15. Colombo F, Cogni M, Deiana G, et al. [Vacuum therapy]. Arch Ital Urol Nefrol Androl. 1992;64:267-269.

16. Scott FB, Bradley WE, Timm GW. Management of erectile impotence. Use of implantable inflatable prosthesis. Urology. 1973;2:80-82.

17. Sidi AA, Becher EF, Zhang G, Lewis JH. Patient acceptance of and satisfaction with an external negative pressure device for impotence. J Urol. 1990;144:1154-1156.

18. Donatucci CF, Greenfield JM. Recovery of sexual function after prostate cancer treatment. Curr Opin Urol. 2006;16:444-448.

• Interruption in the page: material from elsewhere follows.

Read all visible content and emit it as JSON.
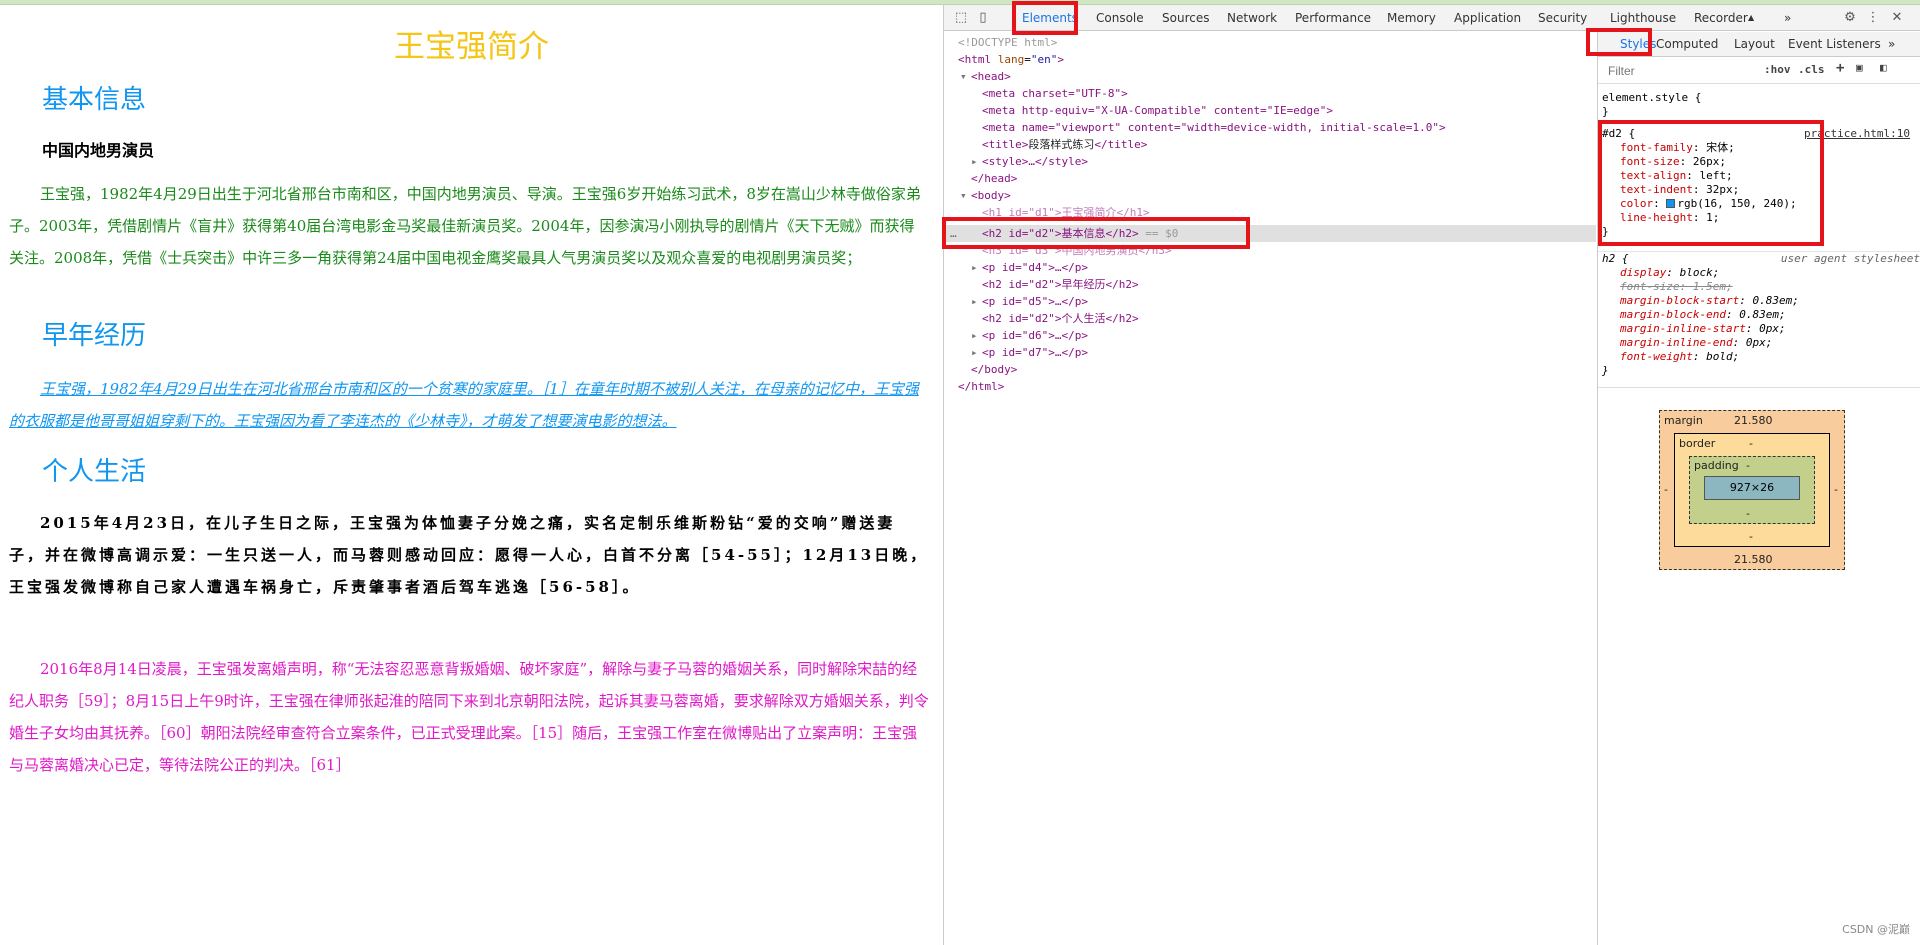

19. Kim ED, Scardino PT, Hampel O, et al. Interposition of sural nerve restores function of cavernous nerves resected during radical prostatectomy. J Urol. 1999;161:188-192.

20. Boberg EW, Gustafson DH, Hawkins RP, et al. Assessing the unmet information, support and care delivery needs of men with prostate cancer. Patient Educ Couns. 2003;49:233-242.

21. Singer PA, Tasch ES, Stocking C, et al. Sex or survival: trade-offs between quality and quantity of life. J Clin Oncol. 1991;9:328-334.

22. Rosen RC, Fisher WA, Eardley I, et al. The multinational Men’s Attitudes to Life Events and Sexuality (MALES) study: I. Prevalence of erectile dysfunction and related health concerns in the general population. Curr Med Res Opin. 2004;20:607-617.

23. Ansong KS, Lewis C, Jenkins P, Bell J. Help-seeking decisions among men with impotence. Urology. 1998;52:834-837.

24. Tomlinson J, Wright D. Impact of erectile dysfunction and its subsequent treatment with sildenafil: qualitative study. BMJ. 2004;328:1037.

25. Mirone V, Gentile V, Zizzo G, et al. Did men with erectile dysfunction discuss their condition with partner and physicians? A survey of men attending a free call information service. Int J Impot Res. 2002;14:256-258. 

26. Addis ME, Mahalik JR. Men, masculinity, and the contexts of help seeking. Am Psychol. 2003;58:5-14.

All electronic documents accessed February 15, 2011